§ Exercise instructions
Return all the lines below exactly as written. Drop every picture.

§ Input records

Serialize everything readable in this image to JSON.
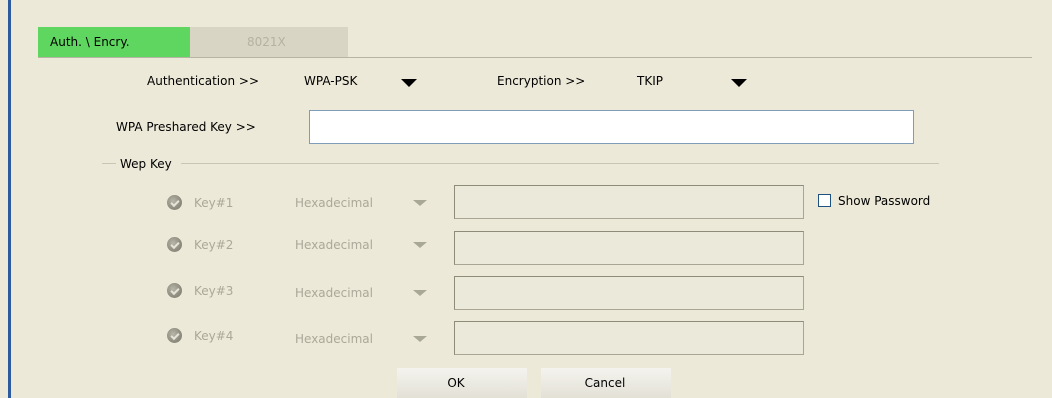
{
  "tabs": [
    {
      "label": "Auth. \\ Encry.",
      "active": true
    },
    {
      "label": "8021X",
      "active": false
    }
  ],
  "auth": {
    "label": "Authentication >>",
    "value": "WPA-PSK",
    "encryption_label": "Encryption >>",
    "encryption_value": "TKIP"
  },
  "psk": {
    "label": "WPA Preshared Key >>",
    "value": ""
  },
  "wep": {
    "group_label": "Wep Key",
    "keys": [
      {
        "label": "Key#1",
        "format": "Hexadecimal",
        "value": ""
      },
      {
        "label": "Key#2",
        "format": "Hexadecimal",
        "value": ""
      },
      {
        "label": "Key#3",
        "format": "Hexadecimal",
        "value": ""
      },
      {
        "label": "Key#4",
        "format": "Hexadecimal",
        "value": ""
      }
    ],
    "show_password_label": "Show Password",
    "show_password_checked": false
  },
  "buttons": {
    "ok": "OK",
    "cancel": "Cancel"
  },
  "colors": {
    "background": "#ece9d8",
    "active_tab": "#5fd65f",
    "accent_bar": "#2c5aa0"
  }
}
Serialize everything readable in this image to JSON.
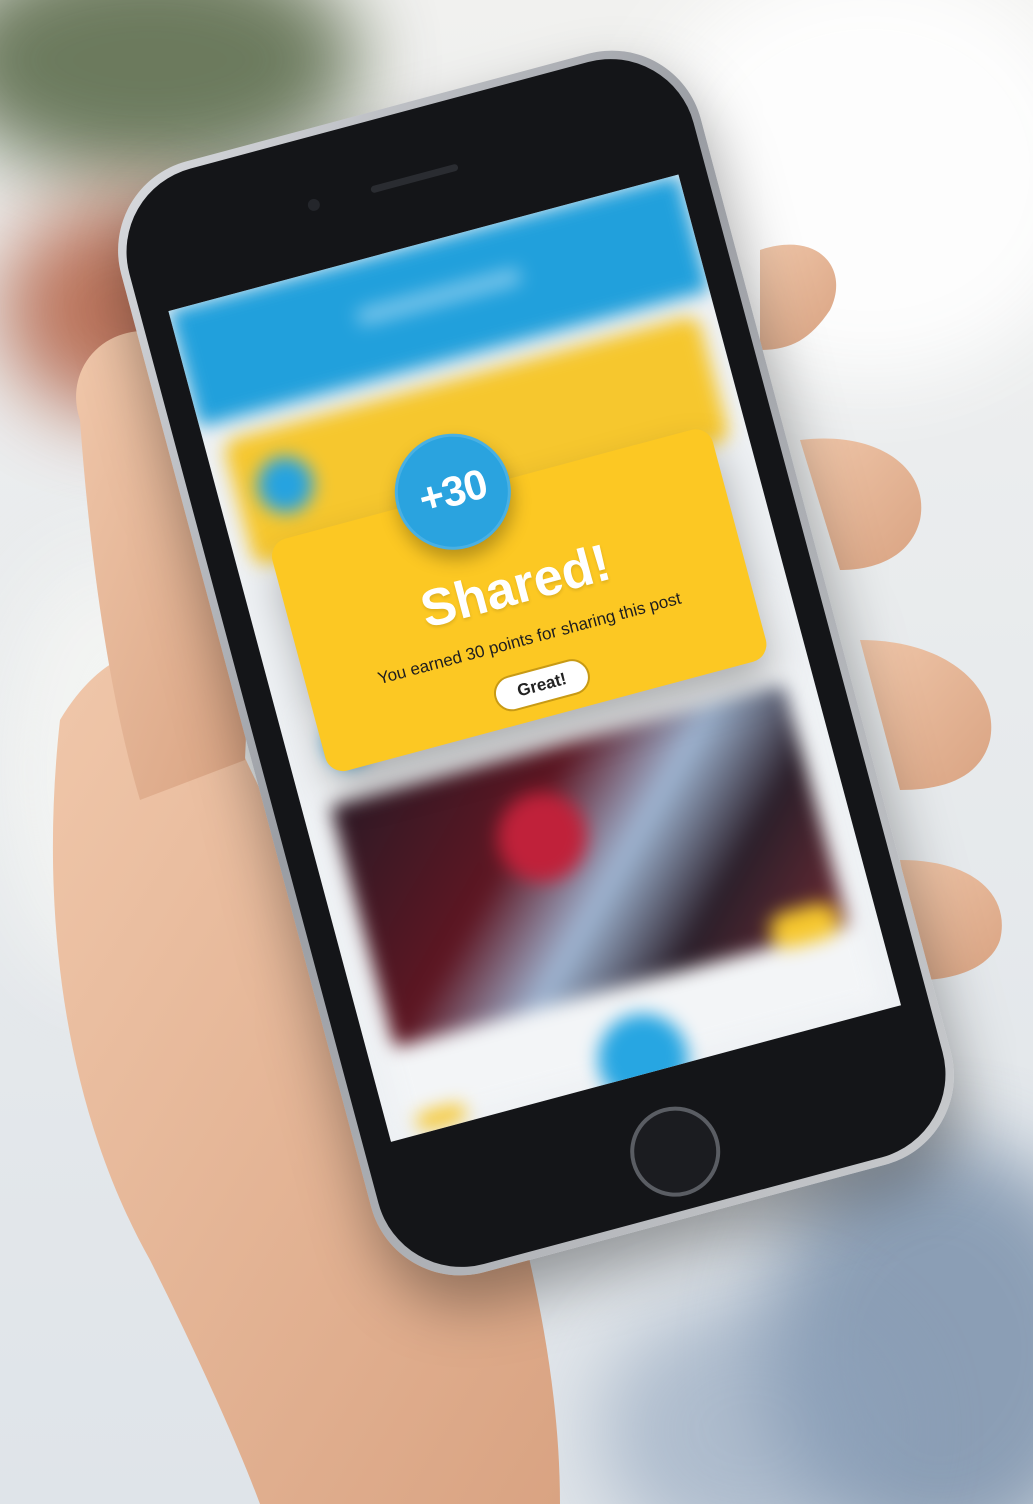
{
  "popup": {
    "badge": "+30",
    "title": "Shared!",
    "message": "You earned 30 points for sharing this post",
    "button_label": "Great!"
  },
  "colors": {
    "app_blue": "#21a0dc",
    "popup_yellow": "#fcc823",
    "badge_blue": "#2aa3df"
  }
}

§ Response area
Serialize everything readable in this image to JSON.
{
  "tabs": [
    {
      "label": "Auth. \\ Encry.",
      "active": true
    },
    {
      "label": "8021X",
      "active": false
    }
  ],
  "auth": {
    "label": "Authentication >>",
    "value": "WPA-PSK",
    "encryption_label": "Encryption >>",
    "encryption_value": "TKIP"
  },
  "psk": {
    "label": "WPA Preshared Key >>",
    "value": ""
  },
  "wep": {
    "group_label": "Wep Key",
    "keys": [
      {
        "label": "Key#1",
        "format": "Hexadecimal",
        "value": ""
      },
      {
        "label": "Key#2",
        "format": "Hexadecimal",
        "value": ""
      },
      {
        "label": "Key#3",
        "format": "Hexadecimal",
        "value": ""
      },
      {
        "label": "Key#4",
        "format": "Hexadecimal",
        "value": ""
      }
    ],
    "show_password_label": "Show Password",
    "show_password_checked": false
  },
  "buttons": {
    "ok": "OK",
    "cancel": "Cancel"
  },
  "colors": {
    "background": "#ece9d8",
    "active_tab": "#5fd65f",
    "accent_bar": "#2c5aa0"
  }
}
Serialize everything readable in this image to JSON.
{
  "popup": {
    "badge": "+30",
    "title": "Shared!",
    "message": "You earned 30 points for sharing this post",
    "button_label": "Great!"
  },
  "colors": {
    "app_blue": "#21a0dc",
    "popup_yellow": "#fcc823",
    "badge_blue": "#2aa3df"
  }
}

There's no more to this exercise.